Hanak said rising sea levels, climate change and future earthquakes would push the Delta to its structural and ecological limits. She said these are all undeniable realities that must be considered when thinking about the Delta's future.
By 2030, several of the median islands throughout the Delta are going to fail due to natural disasters, erosion or the sheer cost of maintaining them, Hanak said.
"Prepare for island failures," she said. "Not all islands are worth saving."
Peter Gleick, president of the Pacific Institute, said one of the biggest problems facing California is that it doesn't measure and monitor all water usage. He said it applies to both urban and agricultural supplies, and until it's under control, the effort to move forward will be severely hampered.
Gleick said the proposed $11 billion bond measure for the future of the state's water is similar to a game of chicken, because there are positive aspects to the bill as well as significant limitations. If passed, the $11 billion general obligation bond would cost the state's general fund $800 million a year in interest over the next 30 years.
While none of the speakers said the bill passed in special session by the legislature was a slam-dunk or anywhere near perfect, they generally agreed parts of it are a step in the right direction, and it's something to build off of.
The biggest complaints raised regarding the bond measure is that it would place more burden on taxpayers, and it could be a gateway to a peripheral canal or conveyance system.
The most common objections against the state's water package are that it doesn't place enough emphasis on conservation, and plans to monitor how water is used and distributed are virtually nonexistent.
Quotes from the day regarding legislative water package"I remember what Senate Pro Tem Darrell Steinberg said as the legislative process ended. He said, 'Now is the time for the legislature.' Now it is time for you."
— Alf Brandt, principal consultant for the Assembly Committee for Water, Parks and Wildlife
"It is time for people who have most at stake to educate
— Ezra Rapport, deputy executive director Association of Bay Area Governments
"What we ended up with in the final package is a very important
— Kate Poole, senior attorney for the Natural Resources Defense Council
"The Delta is more than a switching yard through which we move
— Randele Kanouse, special assistant East Bay Municipal Utilities District

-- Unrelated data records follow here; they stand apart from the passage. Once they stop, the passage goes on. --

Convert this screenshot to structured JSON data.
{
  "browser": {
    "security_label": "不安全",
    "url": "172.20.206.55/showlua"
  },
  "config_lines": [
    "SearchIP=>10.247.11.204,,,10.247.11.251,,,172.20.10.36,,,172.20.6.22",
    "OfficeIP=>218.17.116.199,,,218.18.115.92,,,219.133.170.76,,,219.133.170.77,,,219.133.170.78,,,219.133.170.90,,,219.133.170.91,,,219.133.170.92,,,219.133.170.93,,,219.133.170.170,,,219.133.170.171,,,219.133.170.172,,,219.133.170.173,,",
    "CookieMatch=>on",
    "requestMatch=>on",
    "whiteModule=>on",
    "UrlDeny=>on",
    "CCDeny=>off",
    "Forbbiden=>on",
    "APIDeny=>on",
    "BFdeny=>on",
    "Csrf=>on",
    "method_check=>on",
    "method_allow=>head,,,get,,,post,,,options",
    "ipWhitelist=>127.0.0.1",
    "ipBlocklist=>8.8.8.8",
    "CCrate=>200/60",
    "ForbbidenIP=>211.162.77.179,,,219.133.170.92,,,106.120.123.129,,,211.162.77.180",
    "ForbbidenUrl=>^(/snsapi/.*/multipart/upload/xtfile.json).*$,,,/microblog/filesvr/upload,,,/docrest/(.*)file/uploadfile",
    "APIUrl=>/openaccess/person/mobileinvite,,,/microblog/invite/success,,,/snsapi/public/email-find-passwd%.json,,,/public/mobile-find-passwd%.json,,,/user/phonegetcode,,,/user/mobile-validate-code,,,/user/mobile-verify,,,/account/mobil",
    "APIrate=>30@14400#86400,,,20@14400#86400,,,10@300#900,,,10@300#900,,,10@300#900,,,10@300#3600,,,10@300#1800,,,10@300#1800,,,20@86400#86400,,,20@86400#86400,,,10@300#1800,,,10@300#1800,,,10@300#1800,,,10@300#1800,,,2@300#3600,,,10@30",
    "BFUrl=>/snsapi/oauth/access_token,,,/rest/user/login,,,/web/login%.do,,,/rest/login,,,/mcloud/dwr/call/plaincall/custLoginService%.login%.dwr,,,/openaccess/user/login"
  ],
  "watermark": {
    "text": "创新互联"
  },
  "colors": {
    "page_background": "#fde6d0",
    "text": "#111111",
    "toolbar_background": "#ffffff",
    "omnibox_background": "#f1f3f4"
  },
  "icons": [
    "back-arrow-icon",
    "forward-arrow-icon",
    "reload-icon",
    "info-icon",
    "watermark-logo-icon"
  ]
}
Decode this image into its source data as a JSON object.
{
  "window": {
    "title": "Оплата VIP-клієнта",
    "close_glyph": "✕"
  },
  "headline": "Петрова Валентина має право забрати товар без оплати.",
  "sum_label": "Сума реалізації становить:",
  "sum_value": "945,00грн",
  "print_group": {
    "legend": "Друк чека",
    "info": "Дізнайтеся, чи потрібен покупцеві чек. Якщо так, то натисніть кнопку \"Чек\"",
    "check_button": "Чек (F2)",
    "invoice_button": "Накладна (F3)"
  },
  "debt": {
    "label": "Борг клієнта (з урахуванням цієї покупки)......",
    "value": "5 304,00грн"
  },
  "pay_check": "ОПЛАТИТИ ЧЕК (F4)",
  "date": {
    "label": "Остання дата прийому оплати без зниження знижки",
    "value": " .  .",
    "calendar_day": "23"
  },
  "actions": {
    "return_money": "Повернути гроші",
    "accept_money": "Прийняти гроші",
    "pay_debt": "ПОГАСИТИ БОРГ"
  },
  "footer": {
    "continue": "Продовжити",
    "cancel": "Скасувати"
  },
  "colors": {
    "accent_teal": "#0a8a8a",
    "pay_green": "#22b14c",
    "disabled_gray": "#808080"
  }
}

"We have billions in the bond; great for cleanup and for
groundwater, but nothing about reducing reliance on the
— Jennifer Clary, policy analyst for Cleanwater Action